In the early 1980s, Albuquerque native and Tokyo Olympian Buster Quist (whose brother Terry I worked for at the time) launched within the Coronado mall, one of the Duke City’s very first salad bars.  The salad bar concept was a few years ahead of its time and the restaurant venture went belly up—a condition portly Americans have, not coincidentally, experienced en masse (no pun intended) over the years. Salad has been a popular dietary staple for a long time, but…

Bellagio Buffet – Las Vegas, Nevada

Comparing the Bellagio Buffet to the buffets proffered at other casino hotels isn’t quite akin to comparing a Bacchanalian festival to a swinish feeding troth, but it might be close.  That’s because the difference in quality between the Bellagio Buffet and its nearest competitor is several degrees of magnitude. It’s the one buffet in Vegas in which you might actually see the gentrified and the affluent condescend to mingle with the rabble.  It’s also the one buffet in which some…

Taj Palace – Albuquerque, New Mexico

Indian cuisine is one of the world’s most diverse and sophisticated cuisines, fashioned over time by ancient traditions, diversity of religion, climatic variety and the influence of neighboring countries.
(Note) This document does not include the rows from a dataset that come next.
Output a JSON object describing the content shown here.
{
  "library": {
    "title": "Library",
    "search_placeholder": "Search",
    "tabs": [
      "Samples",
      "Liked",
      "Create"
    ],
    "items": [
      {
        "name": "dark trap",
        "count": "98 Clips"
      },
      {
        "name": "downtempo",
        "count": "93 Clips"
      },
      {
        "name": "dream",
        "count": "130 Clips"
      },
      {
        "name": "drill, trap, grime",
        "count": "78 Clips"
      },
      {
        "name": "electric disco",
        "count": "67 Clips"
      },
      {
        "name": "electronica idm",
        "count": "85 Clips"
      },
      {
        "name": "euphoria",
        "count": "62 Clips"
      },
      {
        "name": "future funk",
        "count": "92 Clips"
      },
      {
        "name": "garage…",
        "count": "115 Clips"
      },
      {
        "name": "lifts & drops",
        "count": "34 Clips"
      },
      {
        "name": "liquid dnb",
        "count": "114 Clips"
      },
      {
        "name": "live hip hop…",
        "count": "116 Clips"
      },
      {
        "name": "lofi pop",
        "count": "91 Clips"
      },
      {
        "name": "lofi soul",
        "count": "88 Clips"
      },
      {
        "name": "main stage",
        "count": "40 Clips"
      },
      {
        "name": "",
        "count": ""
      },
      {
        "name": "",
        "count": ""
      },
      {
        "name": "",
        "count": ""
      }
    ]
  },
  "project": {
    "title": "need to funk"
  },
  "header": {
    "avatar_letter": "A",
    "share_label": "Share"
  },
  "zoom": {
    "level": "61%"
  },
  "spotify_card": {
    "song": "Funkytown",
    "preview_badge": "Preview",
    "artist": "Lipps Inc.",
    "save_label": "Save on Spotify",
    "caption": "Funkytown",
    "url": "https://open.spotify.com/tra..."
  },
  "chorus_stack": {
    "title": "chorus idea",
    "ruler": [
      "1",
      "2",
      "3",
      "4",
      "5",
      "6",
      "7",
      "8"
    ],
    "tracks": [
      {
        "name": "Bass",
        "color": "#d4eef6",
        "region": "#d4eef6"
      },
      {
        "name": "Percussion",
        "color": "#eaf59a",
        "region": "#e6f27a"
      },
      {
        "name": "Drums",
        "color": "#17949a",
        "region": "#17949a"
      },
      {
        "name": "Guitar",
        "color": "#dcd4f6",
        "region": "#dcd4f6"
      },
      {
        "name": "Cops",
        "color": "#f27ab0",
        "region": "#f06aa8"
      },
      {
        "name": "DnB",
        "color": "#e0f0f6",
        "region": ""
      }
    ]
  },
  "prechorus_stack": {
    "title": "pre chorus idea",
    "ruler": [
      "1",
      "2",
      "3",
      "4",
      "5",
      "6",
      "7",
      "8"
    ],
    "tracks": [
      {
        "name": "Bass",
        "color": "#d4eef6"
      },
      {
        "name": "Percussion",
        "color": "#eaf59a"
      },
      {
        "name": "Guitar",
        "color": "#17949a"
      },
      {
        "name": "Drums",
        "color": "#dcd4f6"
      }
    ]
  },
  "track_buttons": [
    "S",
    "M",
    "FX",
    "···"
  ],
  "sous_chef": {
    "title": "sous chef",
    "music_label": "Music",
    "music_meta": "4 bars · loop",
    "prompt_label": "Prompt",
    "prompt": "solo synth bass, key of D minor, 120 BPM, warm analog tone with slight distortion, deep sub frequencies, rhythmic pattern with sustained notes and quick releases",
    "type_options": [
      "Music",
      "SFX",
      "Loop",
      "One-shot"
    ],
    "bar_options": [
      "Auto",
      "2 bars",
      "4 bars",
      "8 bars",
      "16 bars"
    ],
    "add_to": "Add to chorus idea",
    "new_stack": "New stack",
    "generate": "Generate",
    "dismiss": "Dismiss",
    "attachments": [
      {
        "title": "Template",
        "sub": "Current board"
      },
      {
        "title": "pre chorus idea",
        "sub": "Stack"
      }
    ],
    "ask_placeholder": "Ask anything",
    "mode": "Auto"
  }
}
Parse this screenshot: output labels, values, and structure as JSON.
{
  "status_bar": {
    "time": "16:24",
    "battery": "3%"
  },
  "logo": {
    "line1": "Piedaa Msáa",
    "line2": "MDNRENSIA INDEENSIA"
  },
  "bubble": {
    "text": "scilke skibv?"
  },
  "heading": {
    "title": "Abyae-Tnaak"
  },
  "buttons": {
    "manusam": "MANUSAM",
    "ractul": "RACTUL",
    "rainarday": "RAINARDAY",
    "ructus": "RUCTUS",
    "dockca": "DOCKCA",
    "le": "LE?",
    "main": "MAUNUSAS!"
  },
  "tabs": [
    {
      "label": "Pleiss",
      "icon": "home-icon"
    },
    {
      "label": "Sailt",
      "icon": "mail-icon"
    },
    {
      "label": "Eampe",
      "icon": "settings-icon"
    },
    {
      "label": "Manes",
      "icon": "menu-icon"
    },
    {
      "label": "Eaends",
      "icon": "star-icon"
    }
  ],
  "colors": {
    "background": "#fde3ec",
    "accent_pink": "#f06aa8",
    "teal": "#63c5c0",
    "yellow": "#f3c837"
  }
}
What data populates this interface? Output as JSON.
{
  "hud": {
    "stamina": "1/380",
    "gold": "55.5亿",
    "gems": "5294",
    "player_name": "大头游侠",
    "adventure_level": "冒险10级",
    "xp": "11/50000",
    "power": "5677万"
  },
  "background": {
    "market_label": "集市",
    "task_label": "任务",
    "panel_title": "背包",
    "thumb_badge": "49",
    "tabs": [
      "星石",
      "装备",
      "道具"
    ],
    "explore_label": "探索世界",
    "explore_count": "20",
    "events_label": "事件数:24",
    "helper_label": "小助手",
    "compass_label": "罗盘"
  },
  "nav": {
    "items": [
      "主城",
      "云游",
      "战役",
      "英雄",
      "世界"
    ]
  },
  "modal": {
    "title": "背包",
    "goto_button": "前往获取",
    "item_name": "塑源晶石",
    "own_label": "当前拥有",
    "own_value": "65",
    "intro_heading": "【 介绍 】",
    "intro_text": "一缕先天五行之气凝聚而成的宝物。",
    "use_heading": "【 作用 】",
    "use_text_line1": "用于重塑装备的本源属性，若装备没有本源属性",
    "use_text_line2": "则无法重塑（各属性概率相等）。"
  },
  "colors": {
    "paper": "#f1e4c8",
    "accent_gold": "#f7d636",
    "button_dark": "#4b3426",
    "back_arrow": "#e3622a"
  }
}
It is so diverse, in fact, that the characterization “Indian cuisine” would be wholly inaccurate. There are more Indian cuisines than there are regions in this ethnically diverse subcontinent comprising 17.5 percent of the world’s population. While categorization by geographical region–North Indian, South Indian, East Indian and West Indian–is prevalent, such…

Tucanos Brazilian Grill – Albuquerque, New Mexico

Many New Mexico born Hispanics of my generation grew up watching not only American “shoot ’em up” Westerns featuring rugged cowboys, rowdy rustlers, round-ups and home on the range, but the Mexican equivalent–movies featuring the exploits of charros, the traditional cowboys of central and northern Mexico. My friends and I could only dream about overcoming marauding Indians, desperate rustlers and flooding rivers as we drove our cattle to the stockyards in Abilene just like our white hat wearing heroes.  It’s conceivable…

Asado Brazilian Grill – Albuquerque, New Mexico (CLOSED)

When it comes to diplomatic coups, one of the least known for which President George Herbert Walker Bush is credited is the introduction to the United States of the popular Brazilian Churrascaria (steakhouse) Fogo de Chão (literally Fire of the Ground). During a visit to São Paulo, Brazil, the 41st President of the United States was so impressed by the unique dining concept that he told the owners a restaurant like theirs would go over big in his home state…

Yen Ching – Albuquerque, New Mexico (CLOSED)

Have a yen for Chinese or Korean cuisine? Can your appetite be sated only by the nasal-clearing, smoldering heat of Szechwan style cooking? Are the cravings that consume you affixed on succulent sushi and eye-watering wasabi. If all four of these options sound good but you can’t make up your mind, there’s only one dining destination that–under one roof–can satisfy your appetite for all these palate-pleasing Asian cuisines. Yen Ching, a popular Northeast Heights restaurant named for a city in…